Torcello’s famous five-star inn, the Locanda Cipriani, has a great “Our Memories” web page which chronicles all the many famous people who have visited. It's an impressive list of royalty, artists, writers, and movie stars, and it's hilarious to read because it’s decidedly NOT chronological, and all other visitors seem to be designated as either “Before Hemingway” or “After Hemingway.”
And yes, Hemingway is at the top of the list, maybe because he not only visited Torcello many times but when he did, he tended to stay for extended periods rather than just popping in for lunch as many of the other celebrities did. In the fall of 1948, Hemingway spent a month on Torcello where wrote his Venice novel, Across the River and Into the Trees.
Confession: I tried to read this novel and I just couldn’t do it. I ended up skimming most of it and only reading the descriptions of Venice. Torcello gets a few brief mentions, but there is one nice part when the “hero” visits the Rialto Market.
But for the most part, I thought it was macho crap. The hero is a dying 50-year-old American military dude having an affair with a wealthy and beautiful 19-year-old Venetian contessa. For much of the book, he staggers back and forth between the Gritti Palace hotel and Harry’s Bar, having flashbacks to the war and being pursued by the teenage beauty. Then he goes duck hunting in the lagoon and then he dies and the book mercifully ends. What is the male equivalent of a trashy romance novel called? I hate to tell ole Ernest, but NO self-respecting teenage contessa would give his tedious self-absorbed hero the time of day.
I found a paperback copy of this novel in a used bookstore here in NC, and the cover is so funny that I had to scan it in.
First, here is the cover of the First Edition hardback of the book (I found this online), published in 1950. Fairly dignified with a cool little Venice graphic:

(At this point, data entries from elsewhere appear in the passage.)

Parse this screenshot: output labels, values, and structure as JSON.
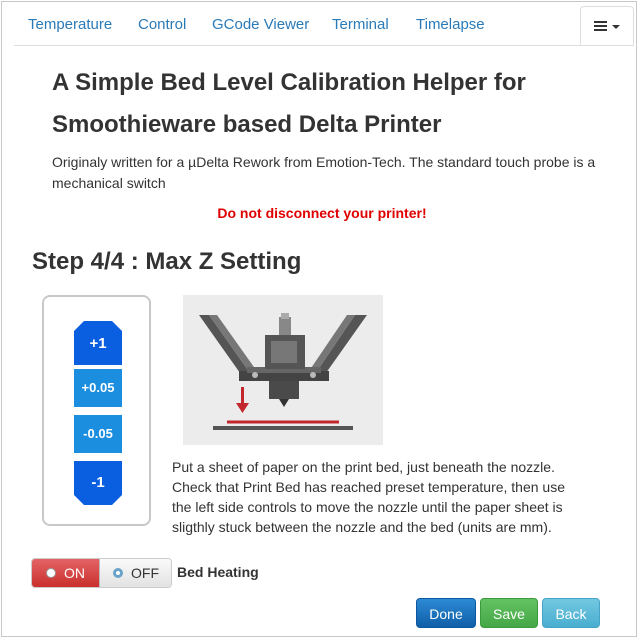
{
  "tabs": [
    {
      "label": "Temperature"
    },
    {
      "label": "Control"
    },
    {
      "label": "GCode Viewer"
    },
    {
      "label": "Terminal"
    },
    {
      "label": "Timelapse"
    }
  ],
  "header": {
    "title_line1": "A Simple Bed Level Calibration Helper for",
    "title_line2": "Smoothieware based Delta Printer",
    "intro": "Originaly written for a µDelta Rework from Emotion-Tech. The standard touch probe is a mechanical switch",
    "warning": "Do not disconnect your printer!",
    "warning_color": "#e00000"
  },
  "step": {
    "title": "Step 4/4 : Max Z Setting"
  },
  "z_controls": [
    {
      "label": "+1",
      "color": "#0a5ee0",
      "shape": "arrow-up"
    },
    {
      "label": "+0.05",
      "color": "#1c8ee0",
      "shape": "square"
    },
    {
      "label": "-0.05",
      "color": "#1c8ee0",
      "shape": "square"
    },
    {
      "label": "-1",
      "color": "#0a5ee0",
      "shape": "arrow-down"
    }
  ],
  "instructions": "Put a sheet of paper on the print bed, just beneath the nozzle. Check that Print Bed has reached preset temperature, then use the left side controls to move the nozzle until the paper sheet is sligthly stuck between the nozzle and the bed (units are mm).",
  "bed_heating": {
    "on_label": "ON",
    "off_label": "OFF",
    "selected": "OFF",
    "label": "Bed Heating"
  },
  "footer": {
    "done_label": "Done",
    "save_label": "Save",
    "back_label": "Back"
  },
  "colors": {
    "tab_link": "#2a7ab8",
    "done": "#1a73c4",
    "save": "#55b555",
    "back": "#5bbad8",
    "toggle_on": "#d9403d"
  },
  "icons": {
    "menu": "list-menu-icon",
    "radio_on": "radio-unchecked-icon",
    "radio_off": "radio-checked-icon"
  }
}
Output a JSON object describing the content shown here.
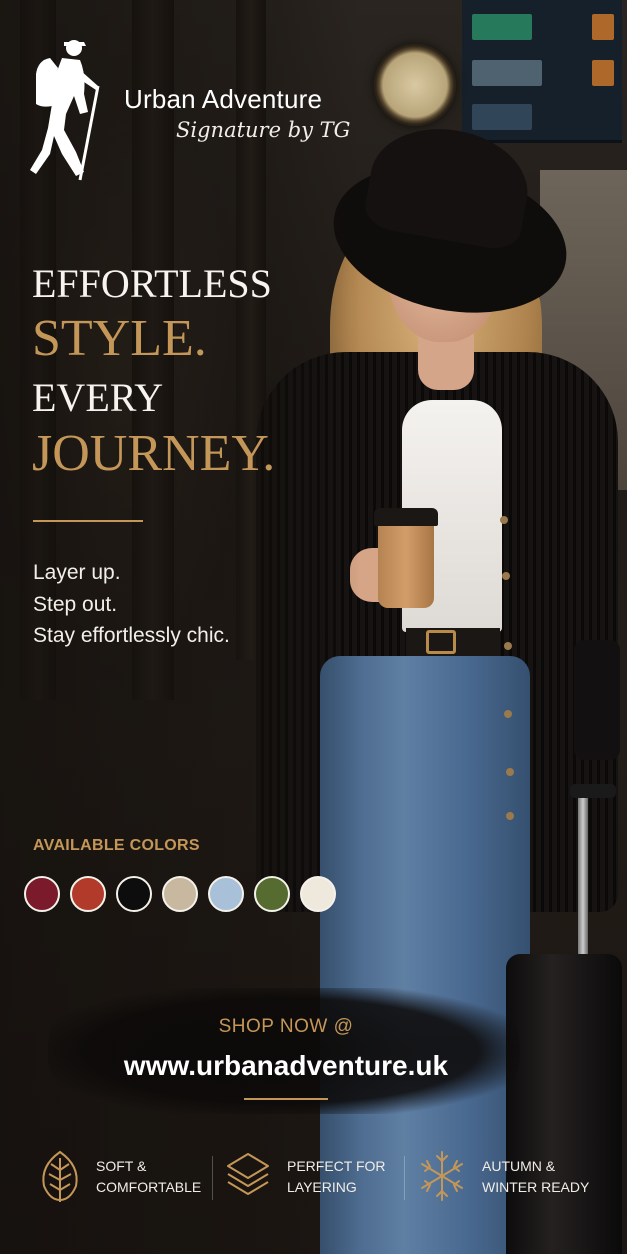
{
  "brand": {
    "name": "Urban Adventure",
    "signature": "Signature by TG",
    "logo_icon": "hiker-icon"
  },
  "headline": {
    "line1": "EFFORTLESS",
    "line2": "STYLE.",
    "line3": "EVERY",
    "line4": "JOURNEY."
  },
  "tagline": {
    "line1": "Layer up.",
    "line2": "Step out.",
    "line3": "Stay effortlessly chic."
  },
  "colors": {
    "label": "AVAILABLE COLORS",
    "swatches": [
      {
        "name": "burgundy",
        "hex": "#7a1a2a"
      },
      {
        "name": "rust",
        "hex": "#b13a2a"
      },
      {
        "name": "black",
        "hex": "#0d0d0d"
      },
      {
        "name": "beige",
        "hex": "#c9b8a0"
      },
      {
        "name": "light-blue",
        "hex": "#a8c0d8"
      },
      {
        "name": "olive",
        "hex": "#556b2f"
      },
      {
        "name": "cream",
        "hex": "#efe9dd"
      }
    ]
  },
  "shop": {
    "label": "SHOP NOW @",
    "url": "www.urbanadventure.uk"
  },
  "features": [
    {
      "icon": "leaf-icon",
      "line1": "SOFT &",
      "line2": "COMFORTABLE"
    },
    {
      "icon": "layers-icon",
      "line1": "PERFECT FOR",
      "line2": "LAYERING"
    },
    {
      "icon": "snowflake-icon",
      "line1": "AUTUMN &",
      "line2": "WINTER READY"
    }
  ],
  "accent_color": "#c49759"
}
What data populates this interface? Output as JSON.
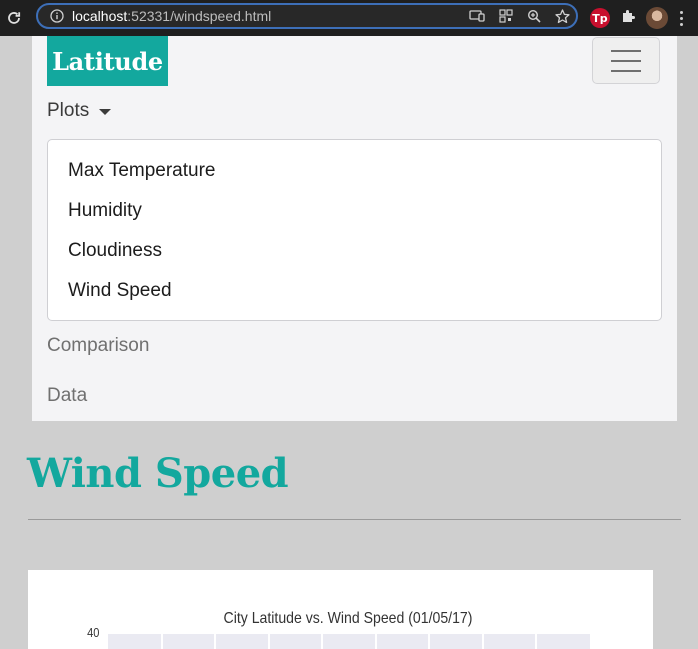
{
  "browser": {
    "url_host": "localhost",
    "url_rest": ":52331/windspeed.html",
    "extension_badge": "Tp"
  },
  "navbar": {
    "brand": "Latitude",
    "plots_label": "Plots",
    "plots_menu": [
      "Max Temperature",
      "Humidity",
      "Cloudiness",
      "Wind Speed"
    ],
    "comparison_label": "Comparison",
    "data_label": "Data"
  },
  "page": {
    "title": "Wind Speed"
  },
  "colors": {
    "accent": "#13a89e",
    "page_bg": "#cfcfcf",
    "navbar_bg": "#f4f4f6",
    "plot_bg": "#eaeaf2"
  },
  "chart_data": {
    "type": "scatter",
    "title": "City Latitude vs. Wind Speed (01/05/17)",
    "y_tick_labels": [
      "40"
    ],
    "grid": true
  }
}
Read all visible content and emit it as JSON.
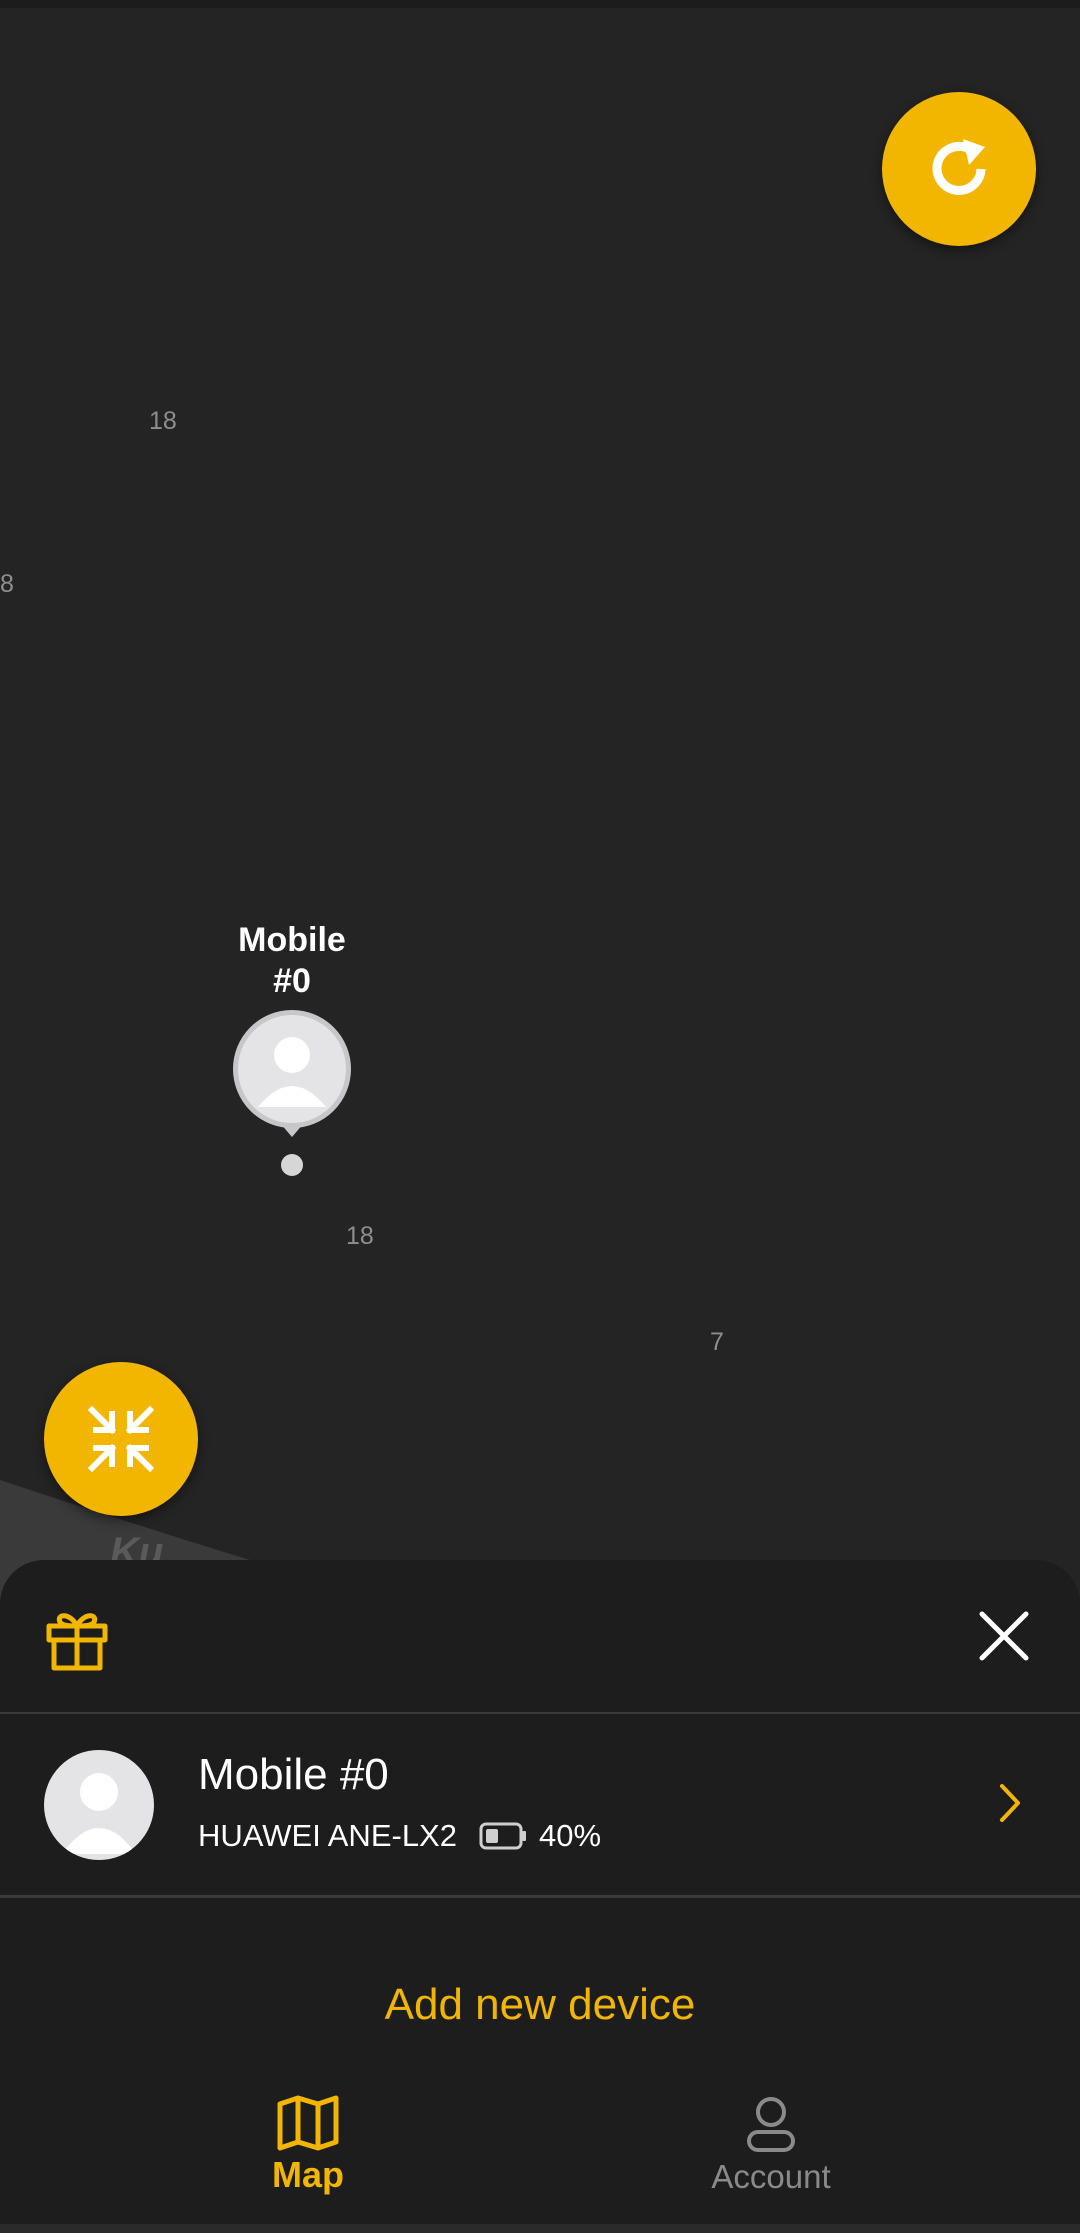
{
  "map": {
    "labels": [
      "18",
      "8",
      "18",
      "7"
    ],
    "fragment": "Kи"
  },
  "marker": {
    "label": "Mobile\n#0"
  },
  "sheet": {
    "device": {
      "name": "Mobile #0",
      "model": "HUAWEI ANE-LX2",
      "battery": "40%",
      "battery_level": 0.4
    },
    "add_device_label": "Add new device"
  },
  "nav": {
    "map_label": "Map",
    "account_label": "Account"
  },
  "colors": {
    "accent": "#f2b600",
    "background": "#232323",
    "sheet": "#1d1d1d"
  }
}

And here's the trashy paperback published a couple of years later. Venice is gone (except for what might be a hazy gondala behind the Happy Couple). Who were they marketing this to? No, it wasn't published by Harlequin Romances though it sure looks the part.
Notice the price in the bottom corner: 35 cents. In the back, it says that you can order another copy for 35 cents plus 5 cents postage!
Anyway, don't bother reading this book and don't let Hemingway keep you from visiting Torcello!
When I was there last year, I thought about splurging and having lunch at Locanda Cipriani, but I didn't because I wasn't really hungry and didn't feel like sitting down. There's another restaurant on Torcello that receives rave reviews - Osteria al Ponte del Diavolo.
In Marlena de Blasi's "A Thousand Days in Venice," this osteria is the first place that Marlena and Fernando go after she sells her house in the US and moves to Venice, and the food sounds fantastic. So that place is on my list too. Her book, by the way, is a MUCH better Venetian romance with a much more tasteful cover. :)
An excerpt from Marlena's essay, A Lover's Guide to Venice:
"Pack a blanket and head for the island of Torcello...once debarked at Torcello, stroll for a while, then spread out your blanket in the tall grasses on either side of the main path. Stay quiet and feel the ancient stillness of the place. Visit the seventh-century Basilica di Santa Maria Assunta. Have a drink at Locanda Cipriani and then head to Ponte del Diavolo for lunch, asking for a table where the waiter with the salmon-colored cravat and the pomaded hair parted in the middle can take care of you. If it’s May ask for risotto con i bruscandoli (risotto with hop shoots)."